"""

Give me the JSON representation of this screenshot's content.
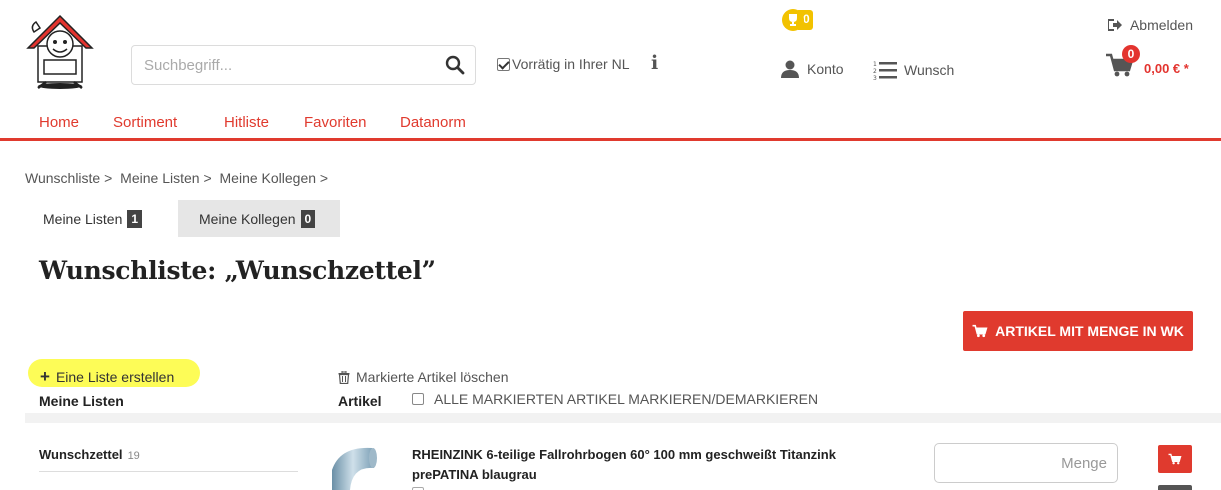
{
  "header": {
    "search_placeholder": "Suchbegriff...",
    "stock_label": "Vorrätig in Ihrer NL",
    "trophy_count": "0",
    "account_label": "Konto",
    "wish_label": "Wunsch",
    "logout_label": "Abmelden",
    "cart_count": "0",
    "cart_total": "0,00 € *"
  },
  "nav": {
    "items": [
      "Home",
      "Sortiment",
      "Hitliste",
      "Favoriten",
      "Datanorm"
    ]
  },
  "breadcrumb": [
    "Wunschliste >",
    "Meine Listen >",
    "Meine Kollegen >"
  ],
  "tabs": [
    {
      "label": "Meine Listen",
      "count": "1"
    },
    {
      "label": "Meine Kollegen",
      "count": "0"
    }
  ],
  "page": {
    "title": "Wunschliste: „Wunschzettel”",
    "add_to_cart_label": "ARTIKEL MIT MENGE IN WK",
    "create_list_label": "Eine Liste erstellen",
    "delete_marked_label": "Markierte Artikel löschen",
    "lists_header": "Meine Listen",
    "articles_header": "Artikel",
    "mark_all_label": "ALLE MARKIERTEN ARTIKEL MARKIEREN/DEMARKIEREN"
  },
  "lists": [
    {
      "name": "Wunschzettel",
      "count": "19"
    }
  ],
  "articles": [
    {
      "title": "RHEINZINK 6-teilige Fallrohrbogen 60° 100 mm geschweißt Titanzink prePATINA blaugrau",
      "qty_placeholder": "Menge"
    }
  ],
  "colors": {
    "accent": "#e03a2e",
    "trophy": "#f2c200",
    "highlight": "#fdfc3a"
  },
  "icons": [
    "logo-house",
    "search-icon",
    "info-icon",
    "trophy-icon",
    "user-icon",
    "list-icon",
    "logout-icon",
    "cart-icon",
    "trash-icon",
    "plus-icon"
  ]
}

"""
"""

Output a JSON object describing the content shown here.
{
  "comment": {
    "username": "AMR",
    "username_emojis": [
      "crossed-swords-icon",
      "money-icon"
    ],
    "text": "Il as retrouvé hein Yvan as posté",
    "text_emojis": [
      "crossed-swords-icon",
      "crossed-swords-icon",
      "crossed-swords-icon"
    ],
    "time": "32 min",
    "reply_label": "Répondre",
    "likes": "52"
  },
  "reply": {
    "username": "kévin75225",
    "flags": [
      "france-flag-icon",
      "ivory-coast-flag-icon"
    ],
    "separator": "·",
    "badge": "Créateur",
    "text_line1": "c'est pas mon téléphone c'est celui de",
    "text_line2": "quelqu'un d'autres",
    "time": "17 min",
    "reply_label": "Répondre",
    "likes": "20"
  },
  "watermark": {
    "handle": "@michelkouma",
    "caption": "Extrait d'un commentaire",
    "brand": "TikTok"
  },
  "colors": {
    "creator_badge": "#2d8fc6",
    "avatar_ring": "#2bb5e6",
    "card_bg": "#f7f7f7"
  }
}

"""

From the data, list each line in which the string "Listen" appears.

* **Response to this exercise**
    "Meine Listen >",
      "label": "Meine Listen",
    "lists_header": "Meine Listen",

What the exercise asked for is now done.